The surgical transfer of cells, tissues, or especially whole organs from an organism of one species to an organism of a different species.
The transplantation of an organ from a lower mammal—e.g., baboon, pig—to a higher mammal—e.g., human

xenotransplantation

Xenogeneic transplantation Transplant biology The transplantation of cells or tissues from one species to another; the use of live, nonhuman animal cells, tissues, and organs in humans. See Xenograft.

xenotransplantation

Transplantation of organs from animals, usually transgenic animals, especially pigs, specifically engineered for the purpose. Until recently, no transplanted pig organ had survived for more than a month. But advances in the development of new immunosuppressive agents against xenografts and the identification of the main target for human xenoreactive (anti-pig) antibodies have extended this period to an average of 76 days. Precautions can also be taken against virus transmission. The future for xenotransplantation seems bright.

xenotransplantation
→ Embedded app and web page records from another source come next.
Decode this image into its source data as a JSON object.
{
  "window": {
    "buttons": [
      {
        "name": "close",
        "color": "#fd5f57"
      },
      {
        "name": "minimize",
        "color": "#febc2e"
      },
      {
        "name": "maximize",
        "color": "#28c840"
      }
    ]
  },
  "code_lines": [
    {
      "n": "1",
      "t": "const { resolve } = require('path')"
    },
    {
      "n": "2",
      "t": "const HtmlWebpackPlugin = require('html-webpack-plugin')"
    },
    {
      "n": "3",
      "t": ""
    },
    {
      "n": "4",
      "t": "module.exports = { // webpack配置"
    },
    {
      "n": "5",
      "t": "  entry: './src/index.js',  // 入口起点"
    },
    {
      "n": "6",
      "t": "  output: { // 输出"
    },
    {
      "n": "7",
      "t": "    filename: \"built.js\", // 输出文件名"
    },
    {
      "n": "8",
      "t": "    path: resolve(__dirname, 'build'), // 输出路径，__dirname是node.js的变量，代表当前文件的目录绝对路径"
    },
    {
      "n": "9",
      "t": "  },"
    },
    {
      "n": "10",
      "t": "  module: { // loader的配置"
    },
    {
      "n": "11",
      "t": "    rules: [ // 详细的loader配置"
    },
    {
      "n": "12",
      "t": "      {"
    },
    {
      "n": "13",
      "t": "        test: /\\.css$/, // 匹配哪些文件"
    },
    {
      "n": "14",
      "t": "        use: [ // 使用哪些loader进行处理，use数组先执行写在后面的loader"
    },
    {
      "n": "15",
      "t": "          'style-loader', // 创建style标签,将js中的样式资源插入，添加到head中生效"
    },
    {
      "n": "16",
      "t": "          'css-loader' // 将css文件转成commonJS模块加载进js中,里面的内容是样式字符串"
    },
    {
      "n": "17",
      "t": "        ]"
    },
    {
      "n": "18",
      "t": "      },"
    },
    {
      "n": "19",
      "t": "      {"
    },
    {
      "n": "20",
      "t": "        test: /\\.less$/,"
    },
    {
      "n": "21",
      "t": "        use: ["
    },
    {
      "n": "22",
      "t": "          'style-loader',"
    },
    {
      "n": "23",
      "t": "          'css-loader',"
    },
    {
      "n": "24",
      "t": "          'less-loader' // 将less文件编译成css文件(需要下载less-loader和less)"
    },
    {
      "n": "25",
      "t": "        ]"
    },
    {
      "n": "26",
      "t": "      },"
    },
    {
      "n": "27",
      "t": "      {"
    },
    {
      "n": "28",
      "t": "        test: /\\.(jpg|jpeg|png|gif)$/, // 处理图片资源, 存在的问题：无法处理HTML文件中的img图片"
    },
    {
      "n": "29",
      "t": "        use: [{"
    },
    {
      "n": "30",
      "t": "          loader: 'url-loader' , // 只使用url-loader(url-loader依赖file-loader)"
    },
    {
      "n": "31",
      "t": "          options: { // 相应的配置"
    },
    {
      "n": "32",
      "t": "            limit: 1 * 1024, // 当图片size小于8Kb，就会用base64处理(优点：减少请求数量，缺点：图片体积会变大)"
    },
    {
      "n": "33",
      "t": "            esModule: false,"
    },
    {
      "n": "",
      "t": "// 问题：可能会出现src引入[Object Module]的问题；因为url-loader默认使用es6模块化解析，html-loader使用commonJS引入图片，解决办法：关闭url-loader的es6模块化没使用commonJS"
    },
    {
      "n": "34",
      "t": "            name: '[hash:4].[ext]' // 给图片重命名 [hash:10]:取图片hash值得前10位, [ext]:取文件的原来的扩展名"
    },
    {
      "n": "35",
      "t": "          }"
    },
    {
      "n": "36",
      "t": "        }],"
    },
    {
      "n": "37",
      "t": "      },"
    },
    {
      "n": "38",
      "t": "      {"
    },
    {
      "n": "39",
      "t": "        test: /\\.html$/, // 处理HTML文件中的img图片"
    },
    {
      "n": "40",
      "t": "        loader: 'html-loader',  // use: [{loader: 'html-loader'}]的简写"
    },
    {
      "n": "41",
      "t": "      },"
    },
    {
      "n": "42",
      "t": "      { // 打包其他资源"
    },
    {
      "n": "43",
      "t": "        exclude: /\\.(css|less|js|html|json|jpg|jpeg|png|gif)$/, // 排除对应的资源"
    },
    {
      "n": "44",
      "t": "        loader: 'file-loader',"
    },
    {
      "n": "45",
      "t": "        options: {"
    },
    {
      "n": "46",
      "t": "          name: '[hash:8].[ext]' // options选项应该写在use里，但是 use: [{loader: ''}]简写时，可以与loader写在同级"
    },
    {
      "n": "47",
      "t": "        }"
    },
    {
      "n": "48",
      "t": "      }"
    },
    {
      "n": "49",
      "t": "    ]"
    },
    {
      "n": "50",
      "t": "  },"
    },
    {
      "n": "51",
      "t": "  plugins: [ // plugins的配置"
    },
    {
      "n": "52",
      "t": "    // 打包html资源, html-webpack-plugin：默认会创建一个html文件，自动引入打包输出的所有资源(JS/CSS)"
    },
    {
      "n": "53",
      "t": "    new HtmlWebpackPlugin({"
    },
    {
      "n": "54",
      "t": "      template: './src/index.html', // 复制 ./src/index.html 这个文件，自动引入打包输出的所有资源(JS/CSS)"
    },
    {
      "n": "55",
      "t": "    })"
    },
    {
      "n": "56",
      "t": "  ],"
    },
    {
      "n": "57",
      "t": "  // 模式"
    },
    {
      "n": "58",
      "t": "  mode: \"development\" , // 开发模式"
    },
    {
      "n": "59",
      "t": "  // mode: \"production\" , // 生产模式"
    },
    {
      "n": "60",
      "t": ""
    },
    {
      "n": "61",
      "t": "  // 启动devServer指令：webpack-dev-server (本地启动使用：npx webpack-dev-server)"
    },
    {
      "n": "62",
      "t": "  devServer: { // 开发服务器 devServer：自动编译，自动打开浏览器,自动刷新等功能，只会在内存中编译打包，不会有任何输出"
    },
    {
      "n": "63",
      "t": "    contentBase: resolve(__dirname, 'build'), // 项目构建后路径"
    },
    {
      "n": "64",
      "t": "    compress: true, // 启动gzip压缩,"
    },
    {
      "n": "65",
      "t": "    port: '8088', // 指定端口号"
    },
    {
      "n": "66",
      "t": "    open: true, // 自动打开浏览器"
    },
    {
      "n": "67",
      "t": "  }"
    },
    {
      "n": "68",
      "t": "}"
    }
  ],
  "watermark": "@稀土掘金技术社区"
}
the transplantation of an organ or tissue from an animal of one species to an animal of a different species.
References in periodicals archive ?
We have seen that consent of an individual to a xenotransplant has significant bearing on the protection of society (7).
produce human proteins, (153) and to create xenotransplant animal donors
The perceived benefits to individual recipients are obvious, as individuals on waiting lists for non-existent human organs could be treated instead with xenotransplants.
Offering a broad ethical underpinning for xenotransplant research, the document said human beings have a right to use animals to achieve true human progress, but also a responsibility to treat them decently.
One fear that arises with xenotransplants is that if we begin animal-to-human transplants too quickly there is a remote but real danger that animal viruses might jump to humans and cause manmade outbreaks of disease (xenozoonosis).
Vanderpool (1998b) cautioned that if these issues are not attended to, clinical trials with xenotransplants could erode the arduous efforts to secure the rights of research subjects and maintain the public's trust in medical research.
The vast majority of patients who receive xenotransplants die quite quickly - without ever being able to live normal lives.
Should it be the case, it raises huge implications for scientists today as they develop generic engineering or the use of animal organs for human transplants, known as xenotransplants.
baboon to human), such xenotransplants are referred to as "concordant.
Declan Butler, "Poll Reveals Backing for Xenotransplants," Nature 391 (1998): 315.
Dr Paul Heerling is head of research at the pharmaceutical company Novartis, which is developing xenotransplants - the name given to animal organs implanted into humans.
Xenotransplants, as such cross-species operations are known, could be commonplace a decade from now, they say.